- DIRECTIONS -
Scan the records below for the string "Unit" and return every line where it appears.

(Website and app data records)
===

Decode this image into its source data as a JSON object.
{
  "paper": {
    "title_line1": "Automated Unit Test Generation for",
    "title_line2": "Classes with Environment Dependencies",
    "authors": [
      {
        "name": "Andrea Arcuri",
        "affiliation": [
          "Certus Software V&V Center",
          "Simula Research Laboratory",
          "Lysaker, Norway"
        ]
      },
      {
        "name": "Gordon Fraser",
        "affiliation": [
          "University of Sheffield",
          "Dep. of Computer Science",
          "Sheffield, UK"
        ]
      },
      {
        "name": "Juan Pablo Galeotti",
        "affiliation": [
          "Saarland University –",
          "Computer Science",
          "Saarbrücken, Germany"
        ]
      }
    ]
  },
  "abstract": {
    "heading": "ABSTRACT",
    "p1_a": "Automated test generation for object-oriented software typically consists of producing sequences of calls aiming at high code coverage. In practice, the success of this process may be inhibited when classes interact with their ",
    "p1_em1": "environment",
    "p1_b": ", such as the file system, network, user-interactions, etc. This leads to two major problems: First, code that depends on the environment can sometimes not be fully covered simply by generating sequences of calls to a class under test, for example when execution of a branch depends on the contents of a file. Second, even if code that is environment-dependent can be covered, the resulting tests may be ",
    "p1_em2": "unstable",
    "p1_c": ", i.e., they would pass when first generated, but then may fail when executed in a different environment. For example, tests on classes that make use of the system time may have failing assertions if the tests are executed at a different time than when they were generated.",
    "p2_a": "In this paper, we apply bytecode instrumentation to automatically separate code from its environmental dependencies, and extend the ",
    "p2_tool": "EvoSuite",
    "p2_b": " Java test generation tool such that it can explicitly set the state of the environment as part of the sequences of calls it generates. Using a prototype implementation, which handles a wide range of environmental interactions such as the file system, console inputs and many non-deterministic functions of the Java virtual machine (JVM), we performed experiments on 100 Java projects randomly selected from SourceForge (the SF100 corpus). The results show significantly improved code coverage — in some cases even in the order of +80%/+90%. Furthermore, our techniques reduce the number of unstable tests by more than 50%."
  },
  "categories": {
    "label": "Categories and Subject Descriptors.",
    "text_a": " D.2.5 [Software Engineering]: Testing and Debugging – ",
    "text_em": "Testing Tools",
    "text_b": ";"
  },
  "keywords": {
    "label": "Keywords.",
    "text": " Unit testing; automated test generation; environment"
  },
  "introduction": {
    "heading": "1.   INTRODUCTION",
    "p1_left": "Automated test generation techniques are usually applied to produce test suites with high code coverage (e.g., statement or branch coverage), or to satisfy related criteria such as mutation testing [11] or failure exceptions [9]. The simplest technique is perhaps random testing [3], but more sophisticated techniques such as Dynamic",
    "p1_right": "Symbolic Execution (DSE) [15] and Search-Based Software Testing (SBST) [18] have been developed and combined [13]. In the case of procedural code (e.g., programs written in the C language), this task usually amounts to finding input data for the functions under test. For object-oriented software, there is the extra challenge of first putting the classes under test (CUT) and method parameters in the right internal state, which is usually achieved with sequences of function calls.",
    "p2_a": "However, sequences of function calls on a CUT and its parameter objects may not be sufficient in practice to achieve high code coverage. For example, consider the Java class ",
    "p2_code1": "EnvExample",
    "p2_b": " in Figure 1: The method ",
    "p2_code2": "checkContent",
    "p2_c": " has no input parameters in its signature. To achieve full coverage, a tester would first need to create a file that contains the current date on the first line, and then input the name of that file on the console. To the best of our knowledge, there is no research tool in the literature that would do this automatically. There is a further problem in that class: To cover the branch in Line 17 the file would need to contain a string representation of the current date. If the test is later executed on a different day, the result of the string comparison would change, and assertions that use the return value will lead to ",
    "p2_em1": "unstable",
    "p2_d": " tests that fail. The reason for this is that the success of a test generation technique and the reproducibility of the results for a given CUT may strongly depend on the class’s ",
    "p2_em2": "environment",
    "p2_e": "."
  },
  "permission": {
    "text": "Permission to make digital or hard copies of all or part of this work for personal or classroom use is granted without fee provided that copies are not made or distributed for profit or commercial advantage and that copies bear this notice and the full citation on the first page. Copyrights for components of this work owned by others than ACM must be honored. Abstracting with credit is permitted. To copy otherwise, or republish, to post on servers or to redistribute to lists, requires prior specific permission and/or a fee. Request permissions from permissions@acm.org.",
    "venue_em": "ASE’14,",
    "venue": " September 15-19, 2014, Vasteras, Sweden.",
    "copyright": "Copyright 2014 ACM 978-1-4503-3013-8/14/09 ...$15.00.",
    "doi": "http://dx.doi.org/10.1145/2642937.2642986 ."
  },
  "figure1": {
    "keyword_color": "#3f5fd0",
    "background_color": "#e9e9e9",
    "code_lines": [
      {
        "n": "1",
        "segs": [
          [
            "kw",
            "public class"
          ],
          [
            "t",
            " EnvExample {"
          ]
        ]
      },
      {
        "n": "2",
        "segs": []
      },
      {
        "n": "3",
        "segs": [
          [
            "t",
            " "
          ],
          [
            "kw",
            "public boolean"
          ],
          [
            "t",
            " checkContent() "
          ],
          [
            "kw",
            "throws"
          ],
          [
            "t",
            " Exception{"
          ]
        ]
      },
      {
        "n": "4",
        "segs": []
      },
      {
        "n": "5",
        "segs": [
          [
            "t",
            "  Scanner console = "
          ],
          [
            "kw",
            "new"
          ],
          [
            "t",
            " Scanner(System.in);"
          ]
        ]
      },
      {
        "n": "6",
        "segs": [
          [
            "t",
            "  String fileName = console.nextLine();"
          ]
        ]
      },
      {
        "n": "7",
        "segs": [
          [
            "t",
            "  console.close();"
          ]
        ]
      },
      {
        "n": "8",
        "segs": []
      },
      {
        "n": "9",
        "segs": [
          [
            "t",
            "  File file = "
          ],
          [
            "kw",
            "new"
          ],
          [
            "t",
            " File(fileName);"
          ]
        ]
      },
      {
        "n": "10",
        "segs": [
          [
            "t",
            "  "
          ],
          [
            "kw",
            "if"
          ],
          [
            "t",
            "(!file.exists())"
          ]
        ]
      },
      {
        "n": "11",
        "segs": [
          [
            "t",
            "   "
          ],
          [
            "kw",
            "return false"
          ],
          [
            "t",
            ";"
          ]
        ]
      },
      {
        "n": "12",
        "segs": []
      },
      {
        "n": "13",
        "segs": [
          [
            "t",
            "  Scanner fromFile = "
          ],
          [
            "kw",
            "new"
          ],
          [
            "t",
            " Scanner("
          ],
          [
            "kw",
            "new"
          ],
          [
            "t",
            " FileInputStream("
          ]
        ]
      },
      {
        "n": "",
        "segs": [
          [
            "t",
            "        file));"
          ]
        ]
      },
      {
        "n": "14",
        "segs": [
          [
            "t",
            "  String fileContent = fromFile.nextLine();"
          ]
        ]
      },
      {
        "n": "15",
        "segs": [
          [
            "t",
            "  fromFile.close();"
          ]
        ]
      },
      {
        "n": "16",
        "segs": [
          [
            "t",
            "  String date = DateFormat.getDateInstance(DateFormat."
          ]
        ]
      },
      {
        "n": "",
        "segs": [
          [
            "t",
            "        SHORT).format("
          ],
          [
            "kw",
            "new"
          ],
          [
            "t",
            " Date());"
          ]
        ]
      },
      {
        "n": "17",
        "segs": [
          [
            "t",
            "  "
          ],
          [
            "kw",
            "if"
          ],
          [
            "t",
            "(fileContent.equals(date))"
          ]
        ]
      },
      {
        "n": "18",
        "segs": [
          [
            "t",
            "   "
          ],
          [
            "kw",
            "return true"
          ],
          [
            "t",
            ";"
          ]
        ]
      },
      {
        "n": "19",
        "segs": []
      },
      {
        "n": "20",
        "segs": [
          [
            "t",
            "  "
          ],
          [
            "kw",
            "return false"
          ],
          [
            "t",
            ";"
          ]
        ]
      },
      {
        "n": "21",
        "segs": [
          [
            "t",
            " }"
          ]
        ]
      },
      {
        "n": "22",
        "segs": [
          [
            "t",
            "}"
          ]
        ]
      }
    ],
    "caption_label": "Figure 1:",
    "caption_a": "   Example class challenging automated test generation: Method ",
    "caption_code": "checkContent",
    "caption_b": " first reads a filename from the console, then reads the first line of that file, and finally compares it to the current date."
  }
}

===

- EXERCISE SOLUTION -
    "title_line1": "Automated Unit Test Generation for",
    "text": " Unit testing; automated test generation; environment"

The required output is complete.